Public anxiousness later turned to anger as the block was demolished. But before CentrePointe construction could begin, financing evaporated and the two-acre block became a vacant lot.
Fast forward three years. The crowd that filled the theater came to hear Jeanne Gang of Chicago-based Studio Gang Architects discuss her redesign for CentrePointe. She also introduced the team of Lexington architects who will help her give the complex variety and local flavor.
Most people in the audience liked Gang's designs for CentrePointe's cluster of buildings and were impressed by the thought that went into them. It was easy to see why.
Five low-rise buildings facing Main Street, which will have retail space on the ground floor and residences above, will be similar in scale and variety to the century-old buildings across the street — and the ones that were torn down. An eight-story asymmetrical office building is imaginative, and street-level spaces look as if they will be pedestrian-friendly and inviting.
The proposed 30-story tower that would house a hotel, condos and apartments is simply stunning: light and airy with lots of visual variety, including roof gardens on various levels. The more you look at the tower, the more interesting details you notice. It looks like a place where you would want to spend time.

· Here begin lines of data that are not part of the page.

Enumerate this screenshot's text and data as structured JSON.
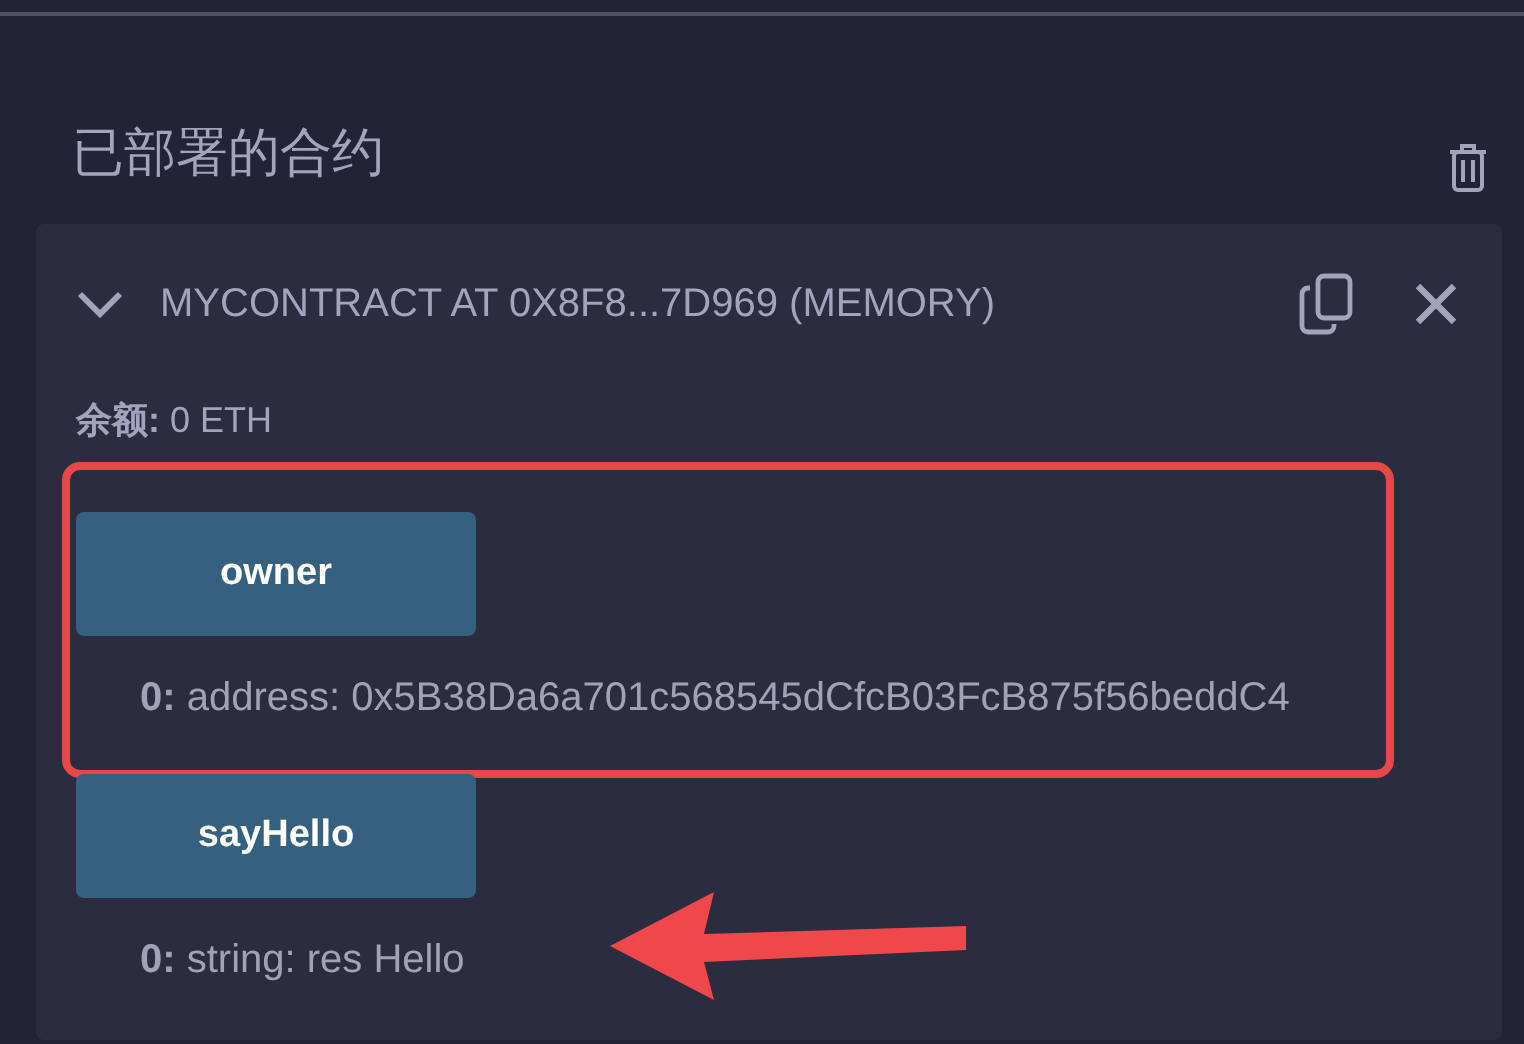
{
  "header": {
    "title": "已部署的合约"
  },
  "contract": {
    "expanded": true,
    "title": "MYCONTRACT AT 0X8F8...7D969 (MEMORY)",
    "balance": "**余额:** 0 ETH",
    "functions": [
      {
        "name": "owner",
        "boxed": true,
        "arrow": false,
        "outputs": [
          "**0:**  address: 0x5B38Da6a701c568545dCfcB03FcB875f56beddC4"
        ]
      },
      {
        "name": "sayHello",
        "boxed": false,
        "arrow": true,
        "outputs": [
          "**0:**  string: res Hello"
        ]
      }
    ]
  }
}
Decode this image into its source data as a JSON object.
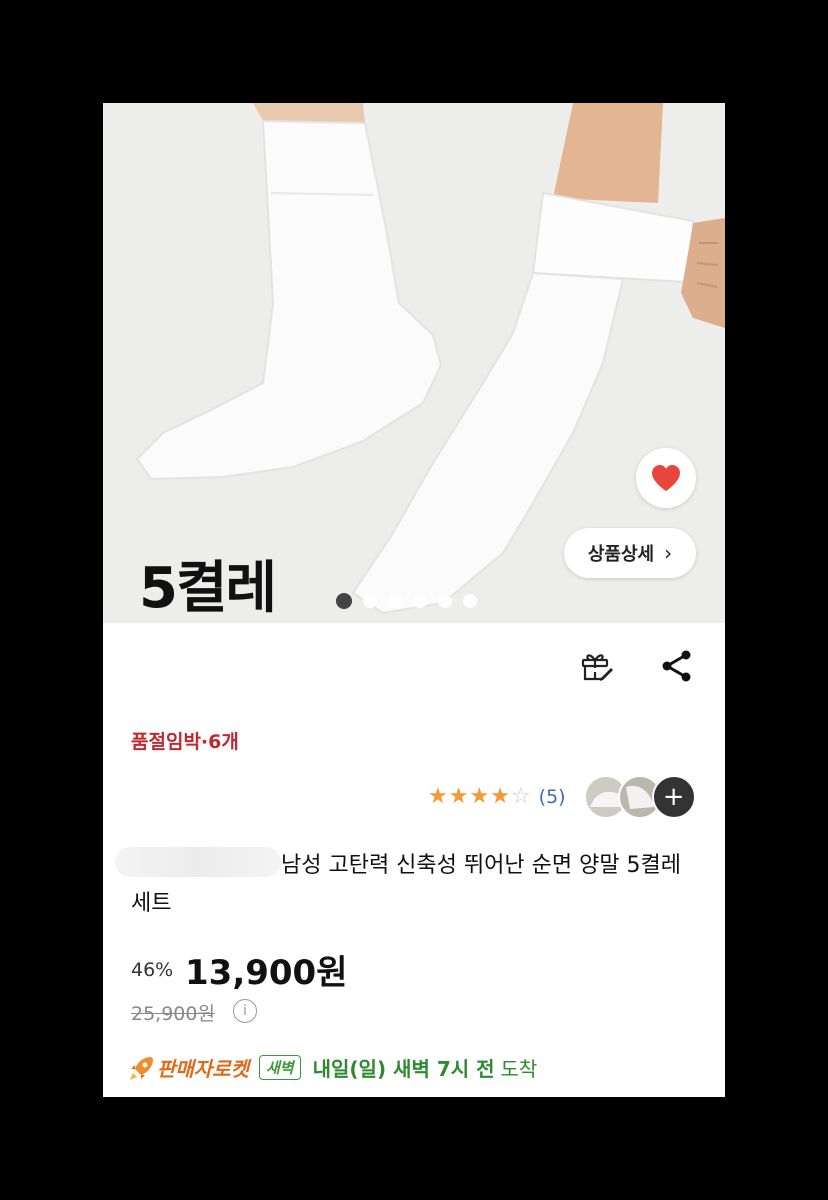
{
  "hero": {
    "caption": "5켤레",
    "detail_button_label": "상품상세",
    "detail_button_chevron": "›",
    "slide_count": 6,
    "active_slide": 1
  },
  "product": {
    "stock_notice": "품절임박·6개",
    "rating": 4,
    "rating_count": "(5)",
    "review_thumb_more": "+",
    "title": "남성 고탄력 신축성 뛰어난 순면 양말 5켤레 세트",
    "discount": "46%",
    "price": "13,900원",
    "original_price": "25,900원",
    "info_symbol": "i"
  },
  "shipping": {
    "rocket_label": "판매자로켓",
    "dawn_badge": "새벽",
    "eta_bold": "내일(일) 새벽 7시 전",
    "eta_rest": "도착"
  },
  "colors": {
    "heart": "#e8453c",
    "stock_red": "#c0282d",
    "star_orange": "#f29b34",
    "rocket_orange": "#e06a1a",
    "dawn_green": "#2e8a2e"
  }
}
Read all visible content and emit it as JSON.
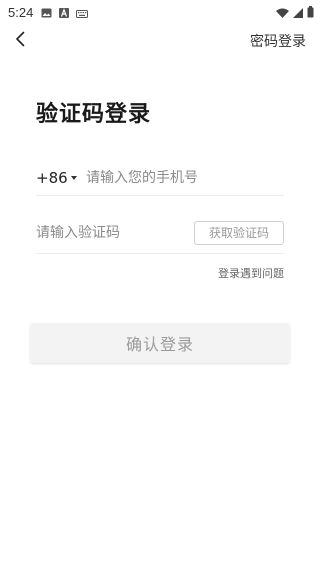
{
  "status_bar": {
    "time": "5:24",
    "icons": [
      "image-icon",
      "a-letter-icon",
      "keyboard-icon",
      "wifi-icon",
      "signal-icon",
      "battery-icon"
    ]
  },
  "app_bar": {
    "back_icon": "chevron-left-icon",
    "password_login_label": "密码登录"
  },
  "page": {
    "title": "验证码登录"
  },
  "phone": {
    "country_code": "+86",
    "placeholder": "请输入您的手机号",
    "value": ""
  },
  "code": {
    "placeholder": "请输入验证码",
    "value": "",
    "get_code_label": "获取验证码"
  },
  "help_link": "登录遇到问题",
  "confirm_button": "确认登录",
  "colors": {
    "text_primary": "#1a1a1a",
    "placeholder": "#8a8a8a",
    "divider": "#ececec",
    "button_disabled_bg": "#f3f3f3",
    "button_disabled_text": "#9b9b9b"
  }
}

CentrePointe has been transformed from a project many people hated to one those same people are eager to see built. (Not everyone likes the new design; but not everyone likes anything.)
Mayor Jim Gray has gone from being the Webbs' biggest critic to a valuable ally. He introduced them to Gang, and the mayor said Thursday he will do what he can to help CentrePointe succeed. "As somebody said, a little creativity goes a long way — in this case, a lot of creativity," said Gray, who called the redesign "awesome."
The big question, though, is whether any of it will be built. Can the Webbs find tenants and more than $200 million in financing?
It won't be easy in this economy, but I have to think their odds are much better now that they are selling not a generic monolith but a beautifully unique complex designed by one of the world's hottest architects.
"Where else in the world is a city's center available for an inspiring piece of architecture?" asked Gray, who has spent his career in the construction business.
Whether or not this CentrePointe is built — and I hope it is —Lexington will have learned some valuable lessons about successful city-building. Dudley Webb, who more than any other developer has shaped the face of downtown during the past three decades, said he has certainly learned some things.
"In the old days, it was about free enterprise, and you just went out and did it," he said. "Now, there's a lot more public interest in what you want to do. Everybody perceives it as their downtown, which is good."
Why are these lessons important? Think of CentrePointe — as big and important as it is — as the dress rehearsal for something much bigger and potentially more important. That would be the redevelopment of Lexington Center, Rupp Arena and 40 acres of surface parking that surround them.
CentrePointe began as a typical Lexington "like it or lump it" real estate deal, the product of one entrepreneur's vision and effort. It has become a model for creativity, collaboration and public engagement that could be better for the city and more successful for the developer.
All of this newfound creativity, collaboration and public engagement will be needed to make the Lexington Center property live up to its enormous potential. If done well, it could redefine much of downtown Lexington for decades.
"CentrePointe has become a beacon in terms of process," Gray said. "It's a wonderful testimony for how we can learn from difficult experiences, move on and accomplish more than was ever hoped."